This economic devotion to games, to take a little detour via my soapbox, manifests itself in really ugly forms. There is, of course, the deplorable misogyny that runs through (y)our culture, bubbling just under the surface at all times. While I’m well within my rights to order my own wife to cook and clean and work a full-time job with more responsibilities and a better salary than me, I’m not deluded enough to think I can do that to half the population of Earth. That’s because, to put it plainly, I’m just not scared of women. And that’s the real truth of all this nonsense. As is the case with Darren Osborne, Nicola Evans, and Lady Brexit, mistrust, fear, and ultimately bigotry are fueled by ignorance—by us just not knowing.  

In the context of gamers, this happens at least partially because we’re too busy with all the banal nerdy shit we’re supposed to be into. From guides on how to purchase as much as possible in an evil Steam sale, to pointless dissections of a Zelda timeline that doesn’t exist—we can’t get enough of the fruits of the industry, and so other aspects of our worldview take a hit. The noun “gamer” is often worn like a badge of honor; a proud identifier that we’re so into games our interest in them has literally shaped our being. Because every purchase only strengthens our connection to the thing that defines us, we always want new and shiny releases, lavish collector’s edition statuettes, and the limited to 200 prints Portal 2 poster that hangs in my living room. In so closely allying our personal identity with a commodity, we happily allow companies to mine us for cash.
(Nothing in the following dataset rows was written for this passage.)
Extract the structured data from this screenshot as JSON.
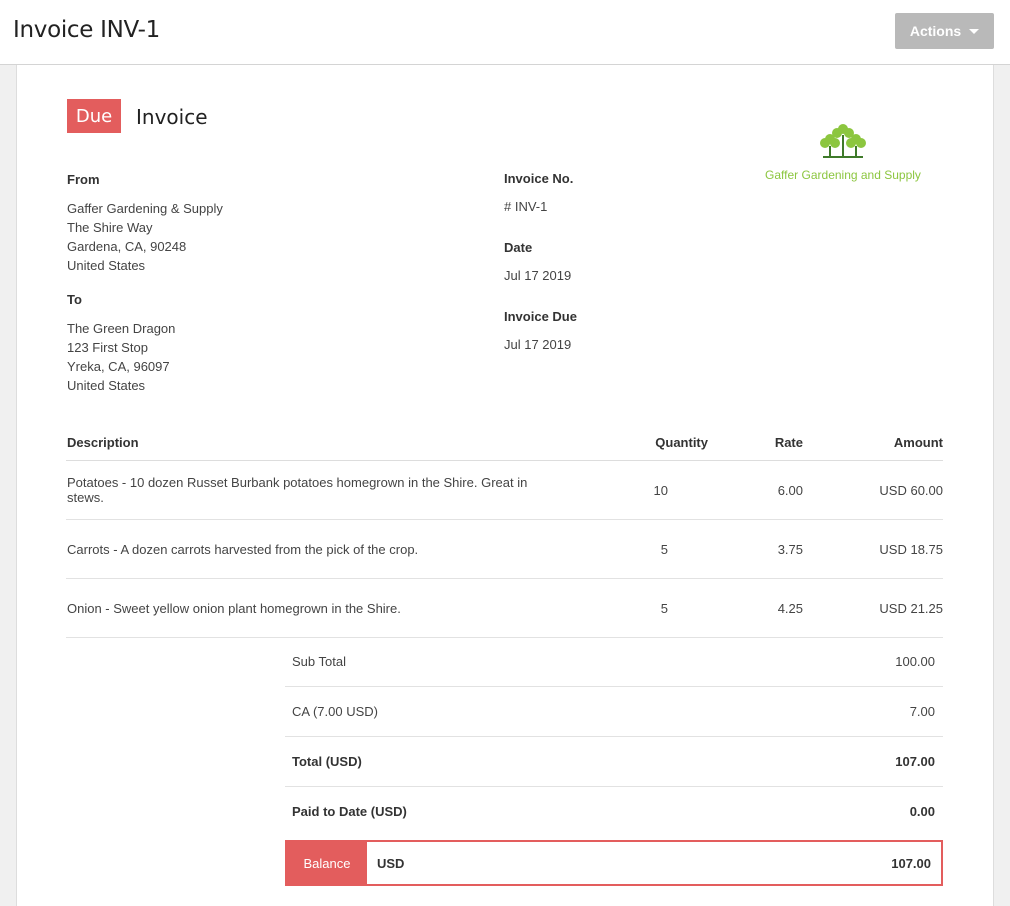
{
  "header": {
    "title": "Invoice INV-1",
    "actions_label": "Actions"
  },
  "invoice": {
    "status": "Due",
    "heading": "Invoice",
    "from_label": "From",
    "from": [
      "Gaffer Gardening & Supply",
      "The Shire Way",
      "Gardena, CA, 90248",
      "United States"
    ],
    "to_label": "To",
    "to": [
      "The Green Dragon",
      "123 First Stop",
      "Yreka, CA, 96097",
      "United States"
    ],
    "number_label": "Invoice No.",
    "number": "# INV-1",
    "date_label": "Date",
    "date": "Jul 17 2019",
    "due_label": "Invoice Due",
    "due": "Jul 17 2019",
    "logo_text": "Gaffer Gardening and Supply",
    "logo_icon": "trees-logo-icon",
    "accent": "#e35d5d",
    "logo_color": "#8cc63f"
  },
  "items": {
    "headers": {
      "description": "Description",
      "quantity": "Quantity",
      "rate": "Rate",
      "amount": "Amount"
    },
    "rows": [
      {
        "description": "Potatoes - 10 dozen Russet Burbank potatoes homegrown in the Shire. Great in stews.",
        "quantity": "10",
        "rate": "6.00",
        "amount": "USD 60.00"
      },
      {
        "description": "Carrots - A dozen carrots harvested from the pick of the crop.",
        "quantity": "5",
        "rate": "3.75",
        "amount": "USD 18.75"
      },
      {
        "description": "Onion - Sweet yellow onion plant homegrown in the Shire.",
        "quantity": "5",
        "rate": "4.25",
        "amount": "USD 21.25"
      }
    ]
  },
  "totals": {
    "subtotal_label": "Sub Total",
    "subtotal": "100.00",
    "tax_label": "CA (7.00 USD)",
    "tax": "7.00",
    "total_label": "Total (USD)",
    "total": "107.00",
    "paid_label": "Paid to Date (USD)",
    "paid": "0.00",
    "balance_label": "Balance",
    "balance_currency": "USD",
    "balance": "107.00"
  }
}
Games are worth a notable amount of money at this juncture, grossing $91bn worldwide vs. film’s $38.6bn box office sales. Developers and publishers, while essentially distributors of fun, are not our friends. Games are naught but products to be marketed and sold, no different from chairs, pomegranates, or hand-blown artisanal glassware. Until we fully appreciate this, we’ll forever be open to financial exploitation, and find ourselves happily spending $150 on a poster (never again).

I’ve railed against the unedifying behaviour of game enthusiasts before, but I’ve clearly bridges left to burn. The less I play, and the deeper I get into the exhausting ten week piss-up that constitutes the fleeting British summer, the more separated I feel from almost everyone else who likes games. I just don’t understand it anymore. Not the excitement, not the positivity, not even the basic faith in them as an artform. None of it. But in my seemingly inescapable medium dry cider-fueled summer fug, I’m not about to admit this is my problem, am I? No, it’s E3’s fault. It’s the enthusiast press. It’s players. It’s people with a genuine, heartfelt love of videogames. Because this is the internet, after all, and if we don’t agree it’s obviously because you’re wrong.

So here we are: the killing blow. E3 is a showcase of much more than upcoming games. The yelps, standing ovations, tears, and rapturous applause all signal how grossly over familiar we have become with an industry we purchase goods from. That’s the worst part of E3, not the sales patter and fake smiles. They are to be expected, really: it’s a massive press conference. So I’ll rise from my chair, woop and weep gently into the darkness, and heartily applaud Devolver Digital for its honesty—even if that honesty was delivered via a piece of ironic postmodern marketing. It was about time someone slapped some sense into us. And although nobody seemed to notice at the time, the publisher did more than anyone has ever dared to redress the relationship between producer and consumer.

Leigh Harrison lives in London, and works in communications for a medical charity. He likes canals and rivers a great deal, and spends a lot of his time walking. He occasionally says things about videogames on the Internet, and other things on The Twitter.